Given the growing frequency of civil conflicts in the world, and the security concerns these conflicts engender for the United States in the 21st century, the development of human capital that is equipped to deal with these challenges is critical for the national security of the country. The Department of Political Science at the University of North Texas (UNT) initiated a unique program to provide 10 undergraduate students (recruited from across the country) the opportunity to engage in graduate-level research in conflict management and peace studies in a senior faculty-mentored, in-residence, eight-week, Summer Research Experience (SRE) that integrates training in civil conflict management with training in propositional calculus and computer simulation skills. Participants used propositional calculus and simulations to develop theoretical propositions that will be tested empirically. Participants collected and analyzed empirical data and will report their findings at a national professional political science conference. Activities included workshops on computer simulations, research methodology, and the graduate school application process. There were also activities designed to build a sense of research community among students, faculty, and graduate student mentors.
The political science department at UNT is ideally positioned to offer such a program. With 27 full time faculty members, home to the Vivian Castleberry Peace Institute, and the only degree granting program in peace science in the Southwestern United States, and with some of the most noteworthy scholars in the field of international and civil conflict (as well as having faculty with substantial experience in managing undergraduate research programs) the UNT Department of Political Science is very well equipped to offer an REU on conflict management and peace science.
The collection of papers in this issue of The Eagle Feather is distinguished by their level of quality, and by the sophistication of their empirical analyses.
Amber Smith of Prairie View A&M University examines the impact of educational access on civil conflict. She finds that higher educational access increases the likelihood of civil unrest. Leticia Longmiles, also of Prairie View A&M University, examines whether judicial independence improves human rights performance in Africa. Contrary to the findings of previous work on judicial independence and human rights, she finds that, at least in Africa, an independent judiciary does not have a significant impact on a country’s human rights record.
Odilia Coffta, from SUNY Brockport, conducts cutting edge research on the relationship of constitutional guarantees of indigenous rights and the political mobilization of indigenous peoples in Latin America. Melissa Martinez from St. Mary’s University of Texas, explores the relationship between foreign aid and civil war outcome and analyzes the impact these factors have on peace duration in a post-conflict environment. She finds that high levels of bilateral aid have a greater probability of promoting durable peace.
Craig Carpenter of St. Mary’s College of Maryland tests the theory that international rivalries that have severe conflicts in the initial phases of the rivalry will result in shorter rivalry duration. However, the findings of his study do not support the initial theory as higher levels of severity in the initial period of the conflict are related to slightly increased rivalry duration.

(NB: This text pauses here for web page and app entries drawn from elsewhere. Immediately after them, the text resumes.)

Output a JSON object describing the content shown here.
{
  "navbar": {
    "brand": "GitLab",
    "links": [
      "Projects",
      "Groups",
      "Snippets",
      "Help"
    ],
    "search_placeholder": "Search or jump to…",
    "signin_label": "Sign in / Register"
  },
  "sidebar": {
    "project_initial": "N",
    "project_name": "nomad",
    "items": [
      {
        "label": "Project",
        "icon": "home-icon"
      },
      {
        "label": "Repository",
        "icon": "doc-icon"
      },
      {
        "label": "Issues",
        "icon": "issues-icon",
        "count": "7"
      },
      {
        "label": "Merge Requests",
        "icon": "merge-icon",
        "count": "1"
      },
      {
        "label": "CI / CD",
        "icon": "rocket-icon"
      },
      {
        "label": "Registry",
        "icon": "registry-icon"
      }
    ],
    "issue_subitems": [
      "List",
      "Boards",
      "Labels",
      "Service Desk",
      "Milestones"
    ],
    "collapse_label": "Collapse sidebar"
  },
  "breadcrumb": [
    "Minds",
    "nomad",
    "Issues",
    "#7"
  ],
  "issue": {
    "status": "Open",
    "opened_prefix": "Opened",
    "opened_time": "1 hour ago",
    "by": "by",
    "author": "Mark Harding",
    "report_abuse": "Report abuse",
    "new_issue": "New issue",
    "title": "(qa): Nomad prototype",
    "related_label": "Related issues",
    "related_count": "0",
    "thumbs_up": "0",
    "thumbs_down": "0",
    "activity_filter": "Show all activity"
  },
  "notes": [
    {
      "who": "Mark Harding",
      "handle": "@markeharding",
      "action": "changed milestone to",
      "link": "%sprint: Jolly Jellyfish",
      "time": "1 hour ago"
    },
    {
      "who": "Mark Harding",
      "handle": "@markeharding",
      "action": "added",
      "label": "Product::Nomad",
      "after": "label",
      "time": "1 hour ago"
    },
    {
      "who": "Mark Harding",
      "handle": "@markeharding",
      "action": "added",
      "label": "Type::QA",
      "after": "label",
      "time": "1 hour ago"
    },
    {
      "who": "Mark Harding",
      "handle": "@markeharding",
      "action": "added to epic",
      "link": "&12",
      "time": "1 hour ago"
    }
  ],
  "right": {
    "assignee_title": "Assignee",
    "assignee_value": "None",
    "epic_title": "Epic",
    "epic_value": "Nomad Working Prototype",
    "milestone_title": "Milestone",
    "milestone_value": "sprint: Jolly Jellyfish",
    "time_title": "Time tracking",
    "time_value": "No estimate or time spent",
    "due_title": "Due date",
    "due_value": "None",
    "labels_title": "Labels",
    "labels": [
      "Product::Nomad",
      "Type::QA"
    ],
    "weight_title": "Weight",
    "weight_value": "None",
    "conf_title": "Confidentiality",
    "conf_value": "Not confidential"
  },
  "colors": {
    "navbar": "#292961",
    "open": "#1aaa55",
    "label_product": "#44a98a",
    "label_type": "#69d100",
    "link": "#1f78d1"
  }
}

Conner Alford, from East Central University in Oklahoma, tests different forms of conflict settlement on the development of post-civil war legitimacy and found that while power sharing is significant in increasing the legitimacy of post-conflict arrangements following an ideological conflict, partitions do not promote regime legitimacy. Bobby Joe Trail, also from East Central University, examines the relationship between food price shocks and civil protest. He finds that the effects of food price shocks on protest are mitigated by whether a country is urbanized and wealthy.
Mark Adams of the University of North Texas examines the relationship between drugs and civil conflict. Using a Cox-Hazard Model analysis on 114 peace spells between 1945 and 1999 he finds that illegal drug trafficking in a country actually increases the duration of the peace spell following a civil war.
Lindsay Harroff from Furman University examines the relationship between characteristics of (1) conflict situations, (2) the participants in mediation processes, and (3) mediation strategies and the influence of these characteristics on mediation success. She finds that communication-based strategies may increase the likelihood of mediation success if the conflict situation does not meet conditions of ripeness, and characteristics of the mediator and the disputants’ representatives in the mediation process may further influence the likelihood of success.
Emily Barrett from the University of Illinois, Urbana Champaign, examines the impact of tangible and intangible issue salience on the emergence of interstate conflict and the likelihood of peace. She finds that when these two dimensions are within the same contentious issue they do increase the probability of armed conflict but do not impact the emergence of a peaceful settlement.
In sum, the following papers represent some of the best in undergraduate scholarship in political science and peace science. It is with great pride that we present to you these pieces in this special section of The Eagle Feather.